Paranormal researchers (PRs) on the other hand tend to condemn this sort of aggressive posturing. PRs don’t even use the term “ghost”, preferring the term “spirit”. Even though offers the following definition: “Ghost, specter, spirit all refer to the disembodied soul of a person. A ghost is the soul or spirit of a deceased person, which appears or otherwise makes its presence known to the living: the ghost of a drowned child. A specter is a ghost or apparition of more or less weird, unearthly, or terrifying aspect: a frightening specter. Spirit is often interchangeable with ghost but may mean a supernatural being, usually with an indication of good or malign intent toward human beings: the spirit of a friend; an evil spirit,” PRs prefer “spirit” because it tends to signify something a bit broader than “ghost.” Additionally, PRs believe that the spirits themselves prefer to be referred to as “spirits”.

PRs tend to be more interested in the history and roots of a haunting. Many approach each investigation as an opportunity to debunk or disprove a haunting and see a disproved haunting as just as much a victory as a proved one. The motivations of the majority of paranormal researchers is to find the truth and to assist those afflicted with hauntings to find solutions about what to do about what they are experiencing. Those who refer to themselves as paranormal researchers will not use provocations to lure out spirits. Their methods of drawing out spirits are much less aggressive. They may use trigger object (also called era cues). The tone of their investigations are more polite, respecting the spirit’s desire to participate or not.

PRs do historical and other pre-research before each investigation and can use information discovered to create a friendly atmosphere in which the spirit will feel safe and/or comfortable coming forward. This is not to say that PRs never have bad experiences, never meet unfriendly and even evil spirits and never experience possessions or get hurt. Anyone seeking out spirits runs these risks – this is important to know for anyone considering joining or conducting an investigation. As I said earlier, spirits are an unknown quantity – you never know what will happen – regardless of whether you consider yourself a ghost hunter or a paranormal researcher.
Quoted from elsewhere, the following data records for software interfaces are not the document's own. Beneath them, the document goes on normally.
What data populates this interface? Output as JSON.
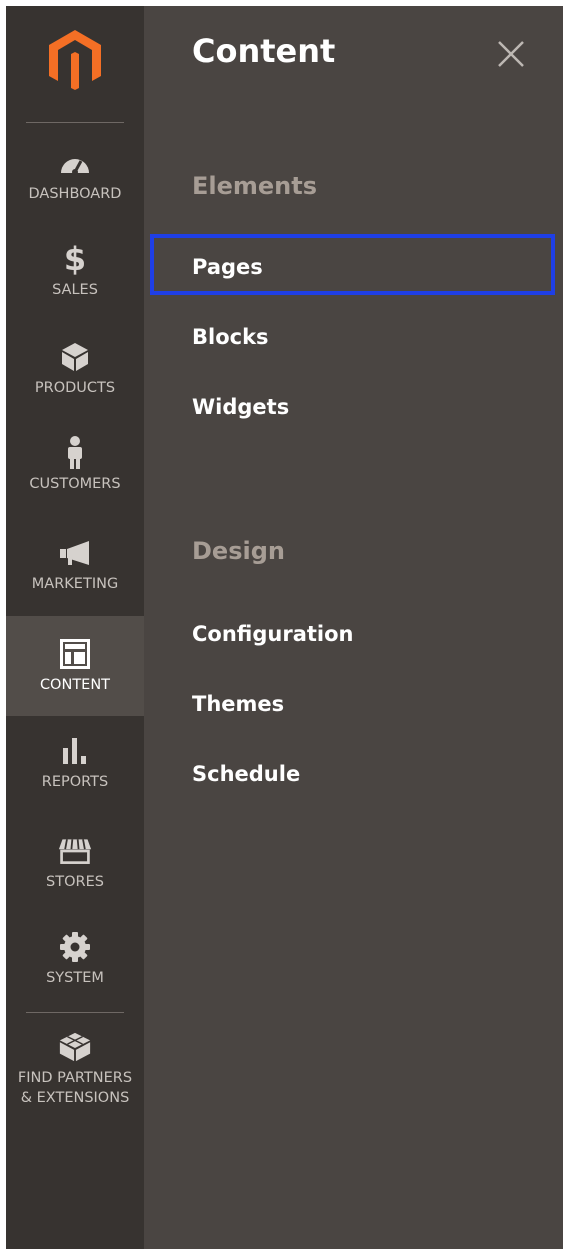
{
  "sidebar": {
    "items": [
      {
        "label": "DASHBOARD",
        "icon": "dashboard-gauge-icon"
      },
      {
        "label": "SALES",
        "icon": "dollar-icon"
      },
      {
        "label": "PRODUCTS",
        "icon": "box-icon"
      },
      {
        "label": "CUSTOMERS",
        "icon": "person-icon"
      },
      {
        "label": "MARKETING",
        "icon": "megaphone-icon"
      },
      {
        "label": "CONTENT",
        "icon": "layout-icon"
      },
      {
        "label": "REPORTS",
        "icon": "bar-chart-icon"
      },
      {
        "label": "STORES",
        "icon": "storefront-icon"
      },
      {
        "label": "SYSTEM",
        "icon": "gear-icon"
      },
      {
        "label": "FIND PARTNERS\n& EXTENSIONS",
        "icon": "extension-cubes-icon"
      }
    ],
    "active": "CONTENT",
    "brand_color": "#f46f25"
  },
  "panel": {
    "title": "Content",
    "sections": [
      {
        "title": "Elements",
        "links": [
          "Pages",
          "Blocks",
          "Widgets"
        ]
      },
      {
        "title": "Design",
        "links": [
          "Configuration",
          "Themes",
          "Schedule"
        ]
      }
    ],
    "highlighted_link": "Pages",
    "highlight_color": "#1f3fe6"
  }
}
Whether you consider yourself one or the other, or you’re not sure which you are or which you prefer to be, be careful about the paranormal programming you watch on TV. Keep in mind that television shows have to be dramatic. Real investigations often come up empty – with little or no evidence, or perhaps some not very exciting evidence. Not every investigation is going to be like whats on TV – if they want good ratings they have to make it very dramatic. I probably don’t have to tell you that life is not like TV – but remember that when it comes to the paranormal as well.

*definition source: